Come in and we can help you choose the string and tension that will best fit your game.  

Tuesday, April 25, 2017

New Rackets from Head

Coming in May, Head has two new racket that promise power, without sacrificing control. The MXG rackets have a unique throat design that adds stability for powerful, under control shots.
The MXG will come in two models, the MXG-3 and MXG-5. The MXG-3 has a 100sq" head size and the MXG-5 has a 105sq" head size for added power and a larger sweet spot.
They will be available 5.5.17.

Wednesday, March 8, 2017

Tennis Balls....What's the Difference?

You only need two things to play tennis once you get to the courts. A racket and tennis balls. There is a lot of attention paid to the rackets, but how do you know if you're using the right tennis balls?

The first thing to ask is what kind of court are you going to be playing on. For most of us, there are two potential options, hard court or clay court. While there are other things to consider such as playing in high altitude, we're going to focus on the two most likely answers.
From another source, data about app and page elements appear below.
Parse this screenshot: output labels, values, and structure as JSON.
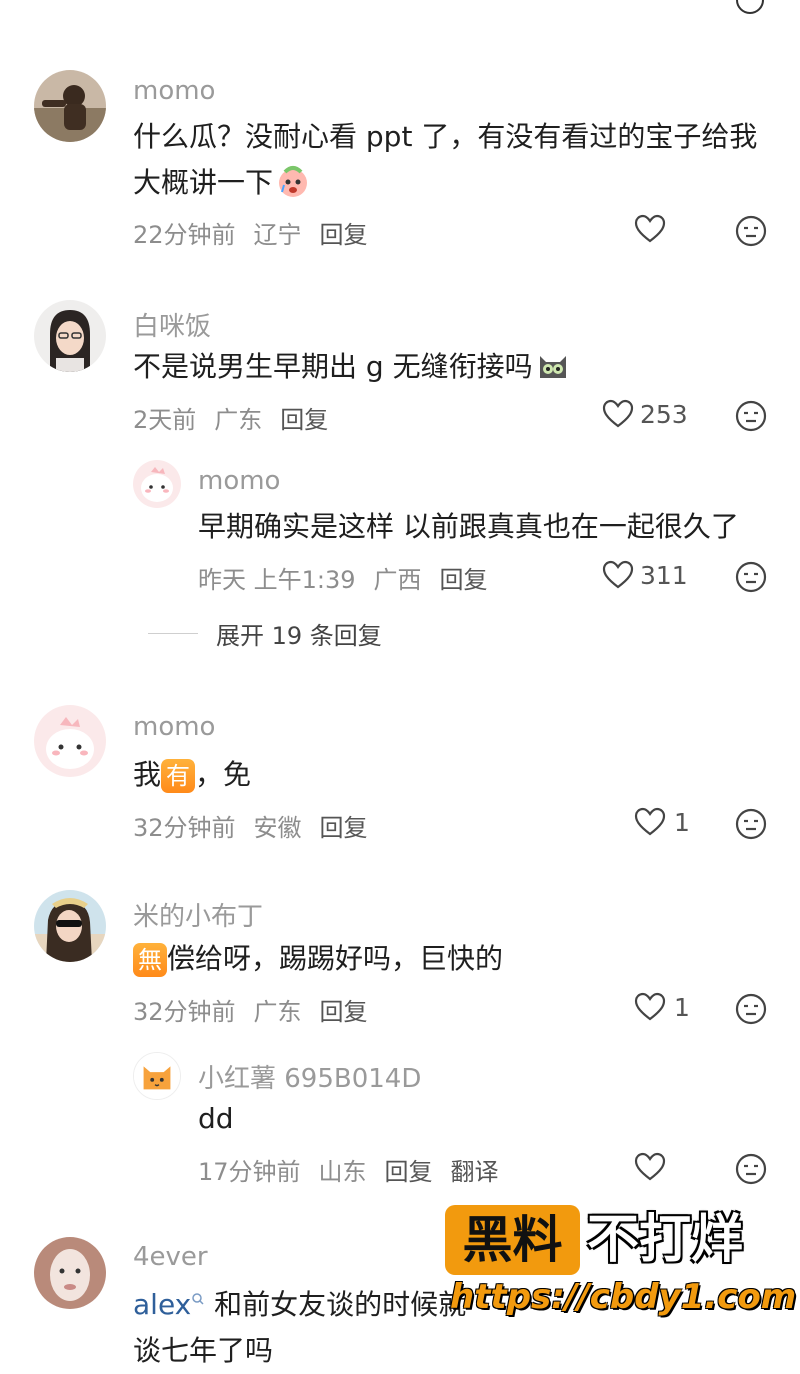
{
  "comments": [
    {
      "username": "momo",
      "text_line1": "什么瓜？没耐心看 ppt 了，有没有看过的宝子给我",
      "text_line2": "大概讲一下",
      "time": "22分钟前",
      "location": "辽宁",
      "reply_label": "回复",
      "likes": ""
    },
    {
      "username": "白咪饭",
      "text": "不是说男生早期出 g 无缝衔接吗",
      "time": "2天前",
      "location": "广东",
      "reply_label": "回复",
      "likes": "253",
      "reply": {
        "username": "momo",
        "text": "早期确实是这样 以前跟真真也在一起很久了",
        "time": "昨天 上午1:39",
        "location": "广西",
        "reply_label": "回复",
        "likes": "311"
      },
      "expand_label": "展开 19 条回复"
    },
    {
      "username": "momo",
      "text_before": "我",
      "badge": "有",
      "text_after": "，免",
      "time": "32分钟前",
      "location": "安徽",
      "reply_label": "回复",
      "likes": "1"
    },
    {
      "username": "米的小布丁",
      "badge": "無",
      "text_after": "偿给呀，踢踢好吗，巨快的",
      "time": "32分钟前",
      "location": "广东",
      "reply_label": "回复",
      "likes": "1",
      "reply": {
        "username": "小红薯 695B014D",
        "text": "dd",
        "time": "17分钟前",
        "location": "山东",
        "reply_label": "回复",
        "translate_label": "翻译",
        "likes": ""
      }
    },
    {
      "username": "4ever",
      "mention": "alex",
      "text": " 和前女友谈的时候就",
      "text_line2": "谈七年了吗"
    }
  ],
  "watermark": {
    "box": "黑料",
    "text": "不打烊",
    "url": "https://cbdy1.com"
  },
  "colors": {
    "accent_badge": "#ff9a28",
    "watermark_orange": "#f29a0e",
    "mention": "#2f5f9a"
  }
}
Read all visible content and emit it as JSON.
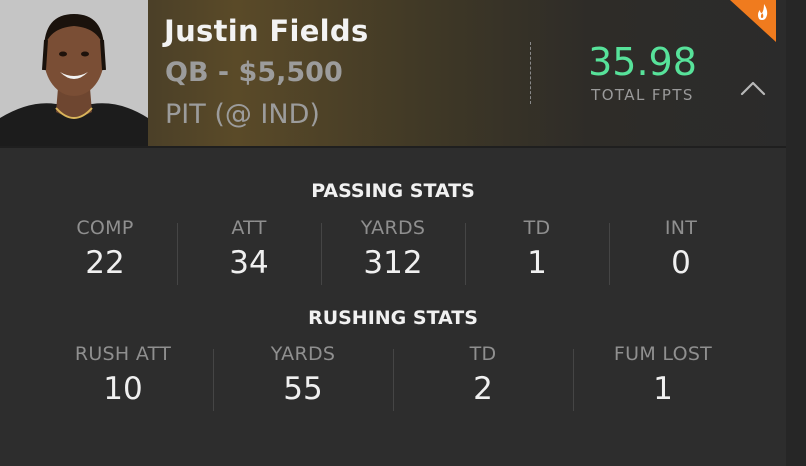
{
  "player": {
    "name": "Justin Fields",
    "position_salary": "QB - $5,500",
    "matchup": "PIT (@ IND)"
  },
  "fantasy": {
    "points": "35.98",
    "points_label": "TOTAL FPTS"
  },
  "passing": {
    "title": "PASSING STATS",
    "stats": [
      {
        "label": "COMP",
        "value": "22"
      },
      {
        "label": "ATT",
        "value": "34"
      },
      {
        "label": "YARDS",
        "value": "312"
      },
      {
        "label": "TD",
        "value": "1"
      },
      {
        "label": "INT",
        "value": "0"
      }
    ]
  },
  "rushing": {
    "title": "RUSHING STATS",
    "stats": [
      {
        "label": "RUSH ATT",
        "value": "10"
      },
      {
        "label": "YARDS",
        "value": "55"
      },
      {
        "label": "TD",
        "value": "2"
      },
      {
        "label": "FUM LOST",
        "value": "1"
      }
    ]
  },
  "icons": {
    "collapse": "chevron-up-icon",
    "hot": "flame-icon"
  },
  "colors": {
    "points": "#57e29a",
    "hot_badge": "#f07b1e"
  }
}
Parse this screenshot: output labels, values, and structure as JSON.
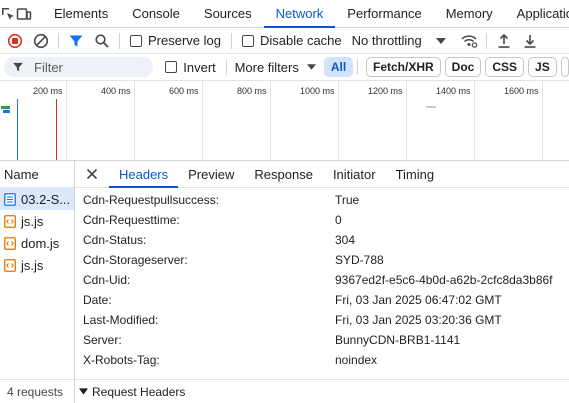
{
  "tabs": [
    "Elements",
    "Console",
    "Sources",
    "Network",
    "Performance",
    "Memory",
    "Application"
  ],
  "active_tab": "Network",
  "toolbar": {
    "preserve_log": "Preserve log",
    "disable_cache": "Disable cache",
    "throttling": "No throttling"
  },
  "filterbar": {
    "placeholder": "Filter",
    "invert": "Invert",
    "more_filters": "More filters",
    "types": [
      "All",
      "Fetch/XHR",
      "Doc",
      "CSS",
      "JS"
    ]
  },
  "timeline": {
    "ticks": [
      "200 ms",
      "400 ms",
      "600 ms",
      "800 ms",
      "1000 ms",
      "1200 ms",
      "1400 ms",
      "1600 ms"
    ]
  },
  "requests": {
    "header": "Name",
    "items": [
      {
        "name": "03.2-S...",
        "type": "document"
      },
      {
        "name": "js.js",
        "type": "script"
      },
      {
        "name": "dom.js",
        "type": "script"
      },
      {
        "name": "js.js",
        "type": "script"
      }
    ],
    "footer": "4 requests"
  },
  "details": {
    "tabs": [
      "Headers",
      "Preview",
      "Response",
      "Initiator",
      "Timing"
    ],
    "active": "Headers",
    "headers": [
      {
        "name": "Cdn-Requestpullsuccess:",
        "value": "True"
      },
      {
        "name": "Cdn-Requesttime:",
        "value": "0"
      },
      {
        "name": "Cdn-Status:",
        "value": "304"
      },
      {
        "name": "Cdn-Storageserver:",
        "value": "SYD-788"
      },
      {
        "name": "Cdn-Uid:",
        "value": "9367ed2f-e5c6-4b0d-a62b-2cfc8da3b86f"
      },
      {
        "name": "Date:",
        "value": "Fri, 03 Jan 2025 06:47:02 GMT"
      },
      {
        "name": "Last-Modified:",
        "value": "Fri, 03 Jan 2025 03:20:36 GMT"
      },
      {
        "name": "Server:",
        "value": "BunnyCDN-BRB1-1141"
      },
      {
        "name": "X-Robots-Tag:",
        "value": "noindex"
      }
    ],
    "section": "Request Headers"
  },
  "colors": {
    "accent": "#0b57d0",
    "record": "#d93025"
  }
}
Tennis balls come in regular duty and extra duty. This refers to the amount of felt on the balls. For playing on a hard court, the extra duty, with its additional felt, will hold up better on the harder, abrasive court surface. On clay courts, the regular duty works best due to less felt on the ball that can pick up clay during play, causing the balls to feel heavier. On watered clay courts, you may notice it even more. Also, with less felt, the regular duty will tend to "get fuzzy" less than the extra duty.
Both types are available in most types of balls such as Wilson US Open balls or Pro Penn Marathon balls.

When selecting tennis balls, you do get what you pay for. There are some low cost balls available at grocery stores, drug stores and non-sporting goods big-box stores. Often, these balls will lose their bounce faster than the higher end balls. The biggest thing to look for is if the ball is USTA approved. Any ball that is will feature this information on the can. The fact that the balls are approved for tournament use lets you know that they will hold up better than the non-approved ones.

As for which type/brand to use, that is something you will have to figure out for yourself. If you get a can or USTA approved balls, for use on the courts you play on, you should find they perform well. That said, ask any tennis player and he/she will have a brand and type they prefer. Try some different balls and see what you think. Like everything else in tennis, it's all individual.

One last thing about tennis balls.
There is a myth about balls that says the number on the ball means something.
The only thing the numbers are for is to make it easier to know your tennis balls from others. If you have a can of #1's and the people on the next court are using #2's, you know whose are whose.